(Page and application data records)
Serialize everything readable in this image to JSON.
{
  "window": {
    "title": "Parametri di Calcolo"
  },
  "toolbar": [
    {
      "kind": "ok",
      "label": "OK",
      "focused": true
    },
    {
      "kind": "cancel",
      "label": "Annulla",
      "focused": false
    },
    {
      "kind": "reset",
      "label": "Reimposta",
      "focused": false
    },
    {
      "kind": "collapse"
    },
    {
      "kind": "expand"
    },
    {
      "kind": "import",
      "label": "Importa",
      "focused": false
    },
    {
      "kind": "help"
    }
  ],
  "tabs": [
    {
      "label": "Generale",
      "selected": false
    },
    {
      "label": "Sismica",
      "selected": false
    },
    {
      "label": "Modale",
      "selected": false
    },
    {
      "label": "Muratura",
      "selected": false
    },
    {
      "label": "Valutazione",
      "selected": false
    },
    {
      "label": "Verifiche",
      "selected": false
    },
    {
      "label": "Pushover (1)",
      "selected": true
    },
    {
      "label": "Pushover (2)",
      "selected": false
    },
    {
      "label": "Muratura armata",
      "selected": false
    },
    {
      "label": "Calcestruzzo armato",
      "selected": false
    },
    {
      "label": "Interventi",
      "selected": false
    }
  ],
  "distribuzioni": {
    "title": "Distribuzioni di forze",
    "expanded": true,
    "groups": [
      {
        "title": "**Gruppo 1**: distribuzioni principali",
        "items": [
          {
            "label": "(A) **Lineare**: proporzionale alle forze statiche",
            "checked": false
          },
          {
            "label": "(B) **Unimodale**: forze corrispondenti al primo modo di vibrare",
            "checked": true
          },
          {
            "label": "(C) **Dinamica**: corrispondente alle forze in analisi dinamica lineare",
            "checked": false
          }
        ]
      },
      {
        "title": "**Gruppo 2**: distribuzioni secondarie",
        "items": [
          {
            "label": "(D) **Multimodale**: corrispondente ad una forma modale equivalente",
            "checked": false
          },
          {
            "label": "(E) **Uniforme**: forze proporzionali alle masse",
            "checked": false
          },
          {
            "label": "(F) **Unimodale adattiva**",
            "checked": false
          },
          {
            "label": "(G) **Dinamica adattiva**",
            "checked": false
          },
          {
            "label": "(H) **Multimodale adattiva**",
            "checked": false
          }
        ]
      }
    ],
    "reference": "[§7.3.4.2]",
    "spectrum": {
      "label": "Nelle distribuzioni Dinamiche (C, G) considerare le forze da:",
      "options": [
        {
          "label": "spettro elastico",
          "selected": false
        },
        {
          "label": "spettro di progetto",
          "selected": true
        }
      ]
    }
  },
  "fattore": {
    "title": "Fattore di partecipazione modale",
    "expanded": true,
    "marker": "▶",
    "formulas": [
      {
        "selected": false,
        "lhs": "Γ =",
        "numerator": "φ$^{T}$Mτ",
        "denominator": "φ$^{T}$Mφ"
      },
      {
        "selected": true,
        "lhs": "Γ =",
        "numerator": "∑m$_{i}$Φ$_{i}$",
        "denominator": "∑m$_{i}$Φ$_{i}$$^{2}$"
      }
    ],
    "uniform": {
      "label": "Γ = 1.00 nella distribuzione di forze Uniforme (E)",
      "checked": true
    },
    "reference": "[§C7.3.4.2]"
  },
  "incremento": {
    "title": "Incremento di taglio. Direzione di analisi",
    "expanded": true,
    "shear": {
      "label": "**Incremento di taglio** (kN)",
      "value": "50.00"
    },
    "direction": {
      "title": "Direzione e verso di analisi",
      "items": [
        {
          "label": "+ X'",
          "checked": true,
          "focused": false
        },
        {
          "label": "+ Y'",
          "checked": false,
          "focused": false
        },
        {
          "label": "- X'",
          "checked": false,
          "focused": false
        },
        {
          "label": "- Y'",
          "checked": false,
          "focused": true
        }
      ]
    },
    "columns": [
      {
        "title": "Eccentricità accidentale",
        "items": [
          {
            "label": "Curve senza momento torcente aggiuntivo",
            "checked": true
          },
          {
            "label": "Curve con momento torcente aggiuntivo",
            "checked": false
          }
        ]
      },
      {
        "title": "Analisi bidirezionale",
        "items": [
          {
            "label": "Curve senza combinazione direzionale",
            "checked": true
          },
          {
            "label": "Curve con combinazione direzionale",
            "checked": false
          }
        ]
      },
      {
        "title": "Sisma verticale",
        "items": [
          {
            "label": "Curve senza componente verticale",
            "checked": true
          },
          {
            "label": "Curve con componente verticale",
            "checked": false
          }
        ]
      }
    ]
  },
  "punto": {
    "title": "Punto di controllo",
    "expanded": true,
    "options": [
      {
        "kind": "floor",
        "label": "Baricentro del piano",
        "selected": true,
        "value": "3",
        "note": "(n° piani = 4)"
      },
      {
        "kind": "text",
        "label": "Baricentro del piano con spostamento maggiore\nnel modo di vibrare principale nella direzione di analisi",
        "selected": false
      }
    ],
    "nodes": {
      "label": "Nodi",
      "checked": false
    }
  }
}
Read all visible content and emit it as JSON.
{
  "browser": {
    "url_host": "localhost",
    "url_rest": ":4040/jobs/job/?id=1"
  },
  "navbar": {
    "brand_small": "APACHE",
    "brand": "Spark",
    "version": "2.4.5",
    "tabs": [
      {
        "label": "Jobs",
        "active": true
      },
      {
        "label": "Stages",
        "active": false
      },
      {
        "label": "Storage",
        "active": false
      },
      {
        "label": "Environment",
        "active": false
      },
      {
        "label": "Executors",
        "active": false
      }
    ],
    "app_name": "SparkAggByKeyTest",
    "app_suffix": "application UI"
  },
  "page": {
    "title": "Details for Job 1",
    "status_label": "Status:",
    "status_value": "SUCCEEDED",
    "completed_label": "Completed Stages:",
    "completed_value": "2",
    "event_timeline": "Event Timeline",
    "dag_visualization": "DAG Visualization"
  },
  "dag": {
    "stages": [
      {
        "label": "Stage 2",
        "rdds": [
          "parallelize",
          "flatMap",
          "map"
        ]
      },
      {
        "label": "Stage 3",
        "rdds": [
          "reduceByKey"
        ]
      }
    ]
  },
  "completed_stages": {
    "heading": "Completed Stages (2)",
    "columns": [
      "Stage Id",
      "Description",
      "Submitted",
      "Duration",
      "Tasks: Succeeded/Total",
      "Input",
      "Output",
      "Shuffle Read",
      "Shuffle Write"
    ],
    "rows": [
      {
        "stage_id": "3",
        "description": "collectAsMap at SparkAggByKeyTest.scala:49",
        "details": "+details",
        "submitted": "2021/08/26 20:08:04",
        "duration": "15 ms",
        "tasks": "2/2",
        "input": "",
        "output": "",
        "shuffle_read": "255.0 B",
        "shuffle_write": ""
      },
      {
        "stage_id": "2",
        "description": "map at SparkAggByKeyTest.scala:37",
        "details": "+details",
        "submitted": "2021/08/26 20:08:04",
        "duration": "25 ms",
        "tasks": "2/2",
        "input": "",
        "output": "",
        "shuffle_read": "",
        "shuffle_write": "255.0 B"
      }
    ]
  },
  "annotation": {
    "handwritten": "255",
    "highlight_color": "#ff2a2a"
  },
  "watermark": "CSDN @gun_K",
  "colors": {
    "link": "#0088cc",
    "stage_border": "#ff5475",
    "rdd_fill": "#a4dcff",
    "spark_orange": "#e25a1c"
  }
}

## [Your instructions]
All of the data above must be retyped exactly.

## [Written reply]
Serialize everything readable in this image to JSON.
{
  "window": {
    "title": "Parametri di Calcolo"
  },
  "toolbar": [
    {
      "kind": "ok",
      "label": "OK",
      "focused": true
    },
    {
      "kind": "cancel",
      "label": "Annulla",
      "focused": false
    },
    {
      "kind": "reset",
      "label": "Reimposta",
      "focused": false
    },
    {
      "kind": "collapse"
    },
    {
      "kind": "expand"
    },
    {
      "kind": "import",
      "label": "Importa",
      "focused": false
    },
    {
      "kind": "help"
    }
  ],
  "tabs": [
    {
      "label": "Generale",
      "selected": false
    },
    {
      "label": "Sismica",
      "selected": false
    },
    {
      "label": "Modale",
      "selected": false
    },
    {
      "label": "Muratura",
      "selected": false
    },
    {
      "label": "Valutazione",
      "selected": false
    },
    {
      "label": "Verifiche",
      "selected": false
    },
    {
      "label": "Pushover (1)",
      "selected": true
    },
    {
      "label": "Pushover (2)",
      "selected": false
    },
    {
      "label": "Muratura armata",
      "selected": false
    },
    {
      "label": "Calcestruzzo armato",
      "selected": false
    },
    {
      "label": "Interventi",
      "selected": false
    }
  ],
  "distribuzioni": {
    "title": "Distribuzioni di forze",
    "expanded": true,
    "groups": [
      {
        "title": "**Gruppo 1**: distribuzioni principali",
        "items": [
          {
            "label": "(A) **Lineare**: proporzionale alle forze statiche",
            "checked": false
          },
          {
            "label": "(B) **Unimodale**: forze corrispondenti al primo modo di vibrare",
            "checked": true
          },
          {
            "label": "(C) **Dinamica**: corrispondente alle forze in analisi dinamica lineare",
            "checked": false
          }
        ]
      },
      {
        "title": "**Gruppo 2**: distribuzioni secondarie",
        "items": [
          {
            "label": "(D) **Multimodale**: corrispondente ad una forma modale equivalente",
            "checked": false
          },
          {
            "label": "(E) **Uniforme**: forze proporzionali alle masse",
            "checked": false
          },
          {
            "label": "(F) **Unimodale adattiva**",
            "checked": false
          },
          {
            "label": "(G) **Dinamica adattiva**",
            "checked": false
          },
          {
            "label": "(H) **Multimodale adattiva**",
            "checked": false
          }
        ]
      }
    ],
    "reference": "[§7.3.4.2]",
    "spectrum": {
      "label": "Nelle distribuzioni Dinamiche (C, G) considerare le forze da:",
      "options": [
        {
          "label": "spettro elastico",
          "selected": false
        },
        {
          "label": "spettro di progetto",
          "selected": true
        }
      ]
    }
  },
  "fattore": {
    "title": "Fattore di partecipazione modale",
    "expanded": true,
    "marker": "▶",
    "formulas": [
      {
        "selected": false,
        "lhs": "Γ =",
        "numerator": "φ$^{T}$Mτ",
        "denominator": "φ$^{T}$Mφ"
      },
      {
        "selected": true,
        "lhs": "Γ =",
        "numerator": "∑m$_{i}$Φ$_{i}$",
        "denominator": "∑m$_{i}$Φ$_{i}$$^{2}$"
      }
    ],
    "uniform": {
      "label": "Γ = 1.00 nella distribuzione di forze Uniforme (E)",
      "checked": true
    },
    "reference": "[§C7.3.4.2]"
  },
  "incremento": {
    "title": "Incremento di taglio. Direzione di analisi",
    "expanded": true,
    "shear": {
      "label": "**Incremento di taglio** (kN)",
      "value": "50.00"
    },
    "direction": {
      "title": "Direzione e verso di analisi",
      "items": [
        {
          "label": "+ X'",
          "checked": true,
          "focused": false
        },
        {
          "label": "+ Y'",
          "checked": false,
          "focused": false
        },
        {
          "label": "- X'",
          "checked": false,
          "focused": false
        },
        {
          "label": "- Y'",
          "checked": false,
          "focused": true
        }
      ]
    },
    "columns": [
      {
        "title": "Eccentricità accidentale",
        "items": [
          {
            "label": "Curve senza momento torcente aggiuntivo",
            "checked": true
          },
          {
            "label": "Curve con momento torcente aggiuntivo",
            "checked": false
          }
        ]
      },
      {
        "title": "Analisi bidirezionale",
        "items": [
          {
            "label": "Curve senza combinazione direzionale",
            "checked": true
          },
          {
            "label": "Curve con combinazione direzionale",
            "checked": false
          }
        ]
      },
      {
        "title": "Sisma verticale",
        "items": [
          {
            "label": "Curve senza componente verticale",
            "checked": true
          },
          {
            "label": "Curve con componente verticale",
            "checked": false
          }
        ]
      }
    ]
  },
  "punto": {
    "title": "Punto di controllo",
    "expanded": true,
    "options": [
      {
        "kind": "floor",
        "label": "Baricentro del piano",
        "selected": true,
        "value": "3",
        "note": "(n° piani = 4)"
      },
      {
        "kind": "text",
        "label": "Baricentro del piano con spostamento maggiore\nnel modo di vibrare principale nella direzione di analisi",
        "selected": false
      }
    ],
    "nodes": {
      "label": "Nodi",
      "checked": false
    }
  }
}
Read all visible content and emit it as JSON.
{
  "browser": {
    "url_host": "localhost",
    "url_rest": ":4040/jobs/job/?id=1"
  },
  "navbar": {
    "brand_small": "APACHE",
    "brand": "Spark",
    "version": "2.4.5",
    "tabs": [
      {
        "label": "Jobs",
        "active": true
      },
      {
        "label": "Stages",
        "active": false
      },
      {
        "label": "Storage",
        "active": false
      },
      {
        "label": "Environment",
        "active": false
      },
      {
        "label": "Executors",
        "active": false
      }
    ],
    "app_name": "SparkAggByKeyTest",
    "app_suffix": "application UI"
  },
  "page": {
    "title": "Details for Job 1",
    "status_label": "Status:",
    "status_value": "SUCCEEDED",
    "completed_label": "Completed Stages:",
    "completed_value": "2",
    "event_timeline": "Event Timeline",
    "dag_visualization": "DAG Visualization"
  },
  "dag": {
    "stages": [
      {
        "label": "Stage 2",
        "rdds": [
          "parallelize",
          "flatMap",
          "map"
        ]
      },
      {
        "label": "Stage 3",
        "rdds": [
          "reduceByKey"
        ]
      }
    ]
  },
  "completed_stages": {
    "heading": "Completed Stages (2)",
    "columns": [
      "Stage Id",
      "Description",
      "Submitted",
      "Duration",
      "Tasks: Succeeded/Total",
      "Input",
      "Output",
      "Shuffle Read",
      "Shuffle Write"
    ],
    "rows": [
      {
        "stage_id": "3",
        "description": "collectAsMap at SparkAggByKeyTest.scala:49",
        "details": "+details",
        "submitted": "2021/08/26 20:08:04",
        "duration": "15 ms",
        "tasks": "2/2",
        "input": "",
        "output": "",
        "shuffle_read": "255.0 B",
        "shuffle_write": ""
      },
      {
        "stage_id": "2",
        "description": "map at SparkAggByKeyTest.scala:37",
        "details": "+details",
        "submitted": "2021/08/26 20:08:04",
        "duration": "25 ms",
        "tasks": "2/2",
        "input": "",
        "output": "",
        "shuffle_read": "",
        "shuffle_write": "255.0 B"
      }
    ]
  },
  "annotation": {
    "handwritten": "255",
    "highlight_color": "#ff2a2a"
  },
  "watermark": "CSDN @gun_K",
  "colors": {
    "link": "#0088cc",
    "stage_border": "#ff5475",
    "rdd_fill": "#a4dcff",
    "spark_orange": "#e25a1c"
  }
}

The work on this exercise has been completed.